Blogs make sense if you have already put out a successful game and are trying to hold
on to that audience for the next title. They allow you to build up anticipation as you
work by letting your fan base feel like they are participating in the development
process. Again, we do not recommend these for this class.
Do you have a game with a high score component? Why not make your website your go-to
place for players to compare scores and achievements. We have had students do this in
the past for this class. However, if you do this, please remember to design your game
so that it still functions if the website goes offline forever.
You have a level-editor; do you plan to make it public? If so, your website might be
an ideal place for players to share the content that they make. However, be warned, as
community management is a lot of work. Think about how many phalluses were created
when Spore released its creature editor.
Creating Your Website
You do not have to adopt all of the features listed above; indeed, you are encouraged
not to. We are leaving the website design is entirely up to you. However, we do require
that you website at least have to following:
- An overview page describing the high level concepts in the game.
- Your game story and characters, if you have them.
- A description of your basic gameplay with screenshots and/or videos.
- A download page with system requirements (this is how you will distribute)
Anything else is great, but not required. Again, please think very carefully before
implementing any play community features.
In addition to these requirements, your website must be public and accessible by
the outside world. This means no private sites that require passwords. Second,
the website must remain live until the end of summer (and not just the semester);
this may be difficult if you were planning on using a personal web server.
Unfortunately, we are not able to provide you with hosting services, as Cornell no
longer supports personal web pages. However, there are options available on the
web for free. Google Sites is an excellent
resource so long as your game does not become too popular. And if it does become
popular, then you have other problems. With that said, if you are interested in
other alternatives, please contact the
Websites have not changed too much in this class, and so we have plenty of examples
to show you. Unfortunately, most of the more dynamic web pages have gone dark, as it is
hard for us to mirror them. However, we do have excellent examples of webpages that
show off the minimum requirements for this course.
This game is an old CIS 3000 classic that predates our move to XNA. It set the standard for
classic platformers in this class, and has a well developed website.
A turn-based strategy games are underrated, and this is one of our favorites in this class.
And as you can see from the website, the instructor plays a starring role.
This simple strategy game is a nice variation on the tower-defense genre. It is also, hands down,
one of the best websites ever made for CIS 3000.
Not an assignment goes by where I do not use Lifted, the 2010 GDIAC showcase winner, as an
example. Yes, it is just that good.
Due Saturday, April 2nd at 11:59 pm
The primary goal of this assignment is to choose a website provider and make
an initial skeleton of your website. You do not have to make the website
available to the entire world for right now, but it should be accessible
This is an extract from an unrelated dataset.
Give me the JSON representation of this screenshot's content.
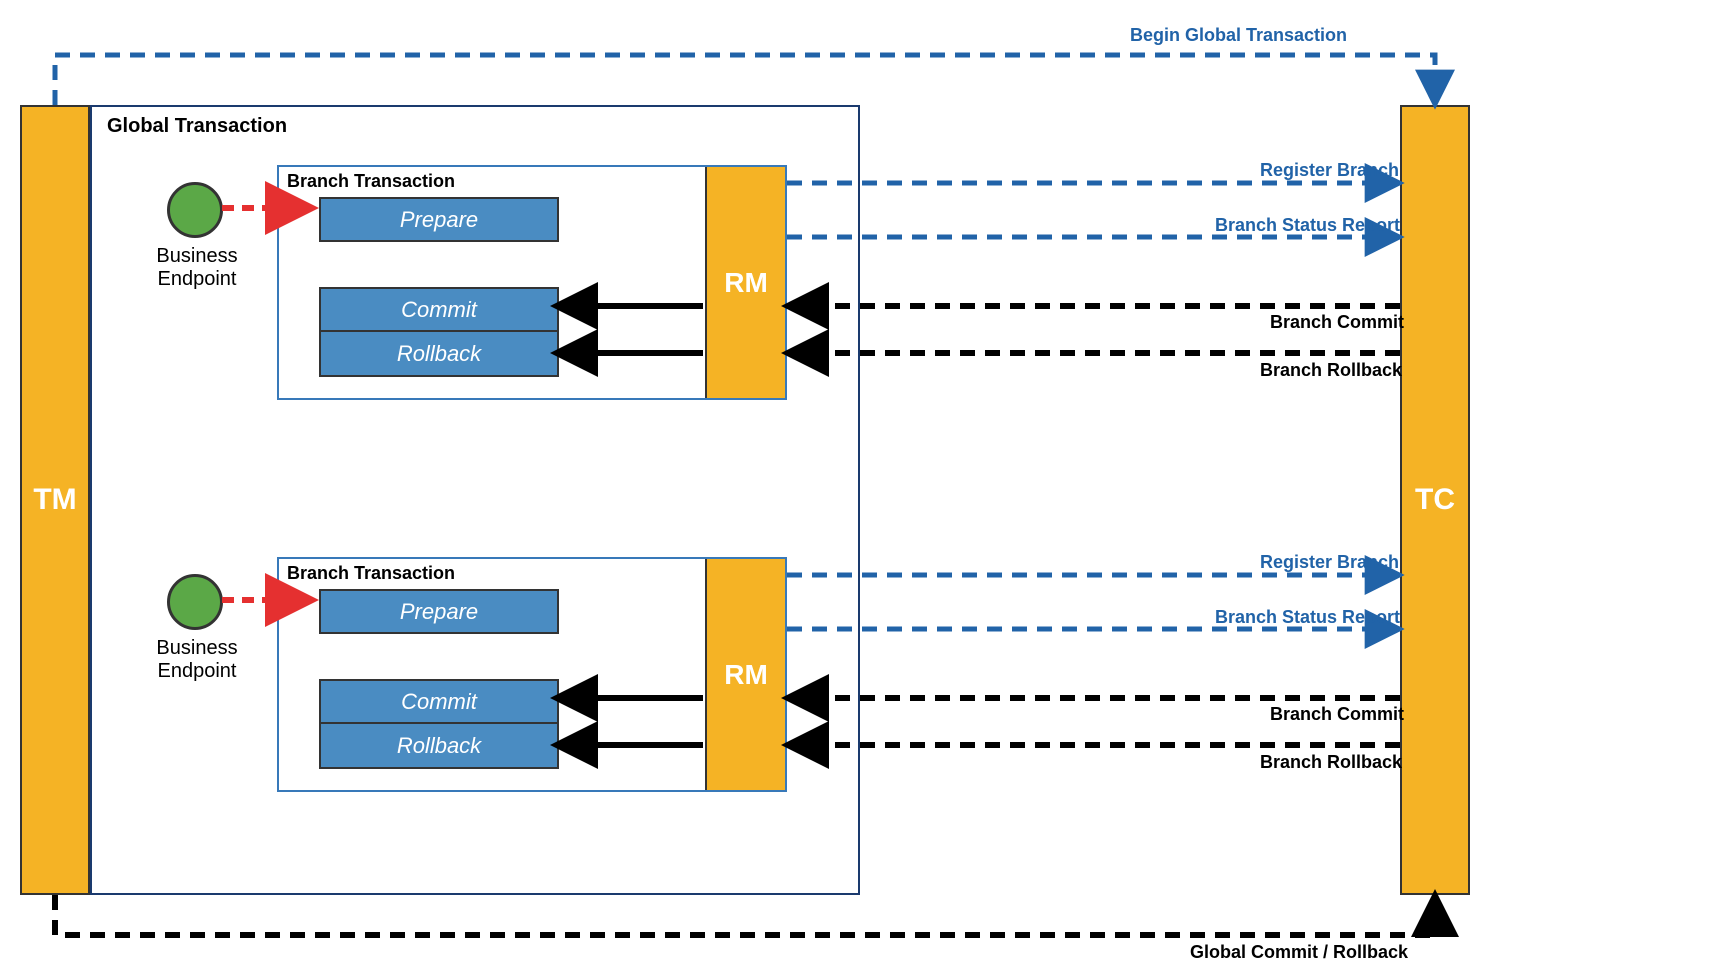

course staff. Furthermore, we would like it to be public for the
GDIAC showcase. Please keep this in mind when choosing your
You should submit a text file website.txt
This file should contain the URL of your website, as well as information that the
staff needs to know in order access it (should you have temporary access restrictions).
You do not need to submit anything else.
The day after this assignment is due, we will look at your websites and evaluate
them. You will receive feedback as part of the next
communication lab, which you will use to improve your website.
It is important that you continue to keep your website up to date after this
assignment is due. This is only the grade on your first attempt at the website.
You will be graded again on your website, in much greater detail, when you turn
in your final portfolio at the end of the semester. We will be paying attention
to how much work went into the website over the semester.